Artists Collective for Community Collaboration Microgrant
AC3 will create two art-building workshops for indigenous youth and their families. The work itself will focus on the lives and stories of missing or murdered indigenous women (MMIW) in Minnesota. The workshops will be co-hosted with Anishinaabe Academy (AA) and the Minnesota Indian Women’s Resource Center (MIWRC). At both events, students, their parents, and their siblings will be trained in silk screening production, will manufacture printed fabric and paper arts together, and will be educated in Native American history, culture, and contemporary experiences.
John Day (St. Paul, MN) – John Day was a part of the Why Treaties Matter selection team, is very familiar with MHC ways of working. He is American Indian.
Nanette Missaghi (Eden Prairie, MN) Nanette Missaghi was part of the community work group that developed the educator guides for Why Treaties Matter and instrumental with piloting the guides/exhibit in Eden Prairie schools. She is American Indian.
John Bobolink (Minneapolis, MN) was recommended to the panel by the group that created the original Indigenous Arts bill. He is American Indian.
Colleena Bibeau (Grand Rapids, MN) – Colleena Bibeau was an American Indian Museum Fellow (partnership w MHS), participated in MHC K-12 professional development. She is American Indian.
Minnesota Humanities Center
$850,000 the first year and $850,000 the second year are for a competitive grants program to provide grants to preserve and promote the cultural heritage of Minnesota.
The Minnesota Humanities Center must operate a competitive grants program to provide grants to programs that preserve and honor the cultural heritage of Minnesota or that provide education and student outreach on cultural diversity or to programs that empower communities to build their identity and culture. Priority must be given to grants for individuals and organizations working to create, celebrate, and teach indigenous arts and cultural activities and arts organizations and programs preserving, sharing, and educating on the arts and cultural heritage of immigrant communities in Minnesota.
These events are first and foremost art therapy for the community. It is insane how common it is for folks in the Native American community to have a blood relative that is missing or that has been murdered, not to mention suicide. This workshop helps raise the voices of the ignored by uniting us in a unified calling for change. Art helps to humanize us and the workshops help us gather, share stories and heal. This is not just an issue that plagues the Native American community, folks from other POC groups show up to support and share their stories as well.

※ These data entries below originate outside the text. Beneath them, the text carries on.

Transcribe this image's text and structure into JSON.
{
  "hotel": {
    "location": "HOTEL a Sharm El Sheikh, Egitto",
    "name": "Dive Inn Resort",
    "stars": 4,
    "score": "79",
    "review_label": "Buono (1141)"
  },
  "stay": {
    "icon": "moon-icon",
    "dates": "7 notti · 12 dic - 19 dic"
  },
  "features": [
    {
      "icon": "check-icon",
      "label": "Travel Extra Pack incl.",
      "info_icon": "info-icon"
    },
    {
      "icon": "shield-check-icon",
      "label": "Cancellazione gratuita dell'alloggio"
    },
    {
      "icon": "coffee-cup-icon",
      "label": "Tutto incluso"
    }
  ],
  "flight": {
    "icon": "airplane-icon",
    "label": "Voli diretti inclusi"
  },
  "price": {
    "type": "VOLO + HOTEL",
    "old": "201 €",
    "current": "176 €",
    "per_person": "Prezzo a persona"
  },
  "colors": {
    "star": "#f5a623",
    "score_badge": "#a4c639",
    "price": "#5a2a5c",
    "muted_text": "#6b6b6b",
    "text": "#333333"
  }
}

These workshops are not only a source for folks to come together and heal but it’s a place for others to show up and support. MN350 shows up to support in large numbers as well as folks from MCAD. I have been doing workshops like these for the last four years supporting justice movements. These workshops and public art builds help community organizers from an eclectic range of advocacy groups to converge and support each other. These workshops help humanize us and build relationships in our community. Art is literally a subversive tactic to build community.
Of all the different things participants feel/get from these workshops, the most important is a sense of community unity.
The community showed up to help make hundreds of objects for the MMIW march on Feb. 14th. Folks shared stories and got to know new people they might not have met without the workshop opportunity. Every goal was achieved.
• Patina Park, Minnesota Indian Womens Resource Center (MIWRC)
• Mary Lagarde, Director Minneapolis American Indian Center (MAIC)
• Christine Davisdon, Minnesota Indian Womens Sexual Assault Coalition (MIWSAC)
• Nick Tilsen, President NDN Collective
• Laura Sullivan, Principal Anishinabe Academy.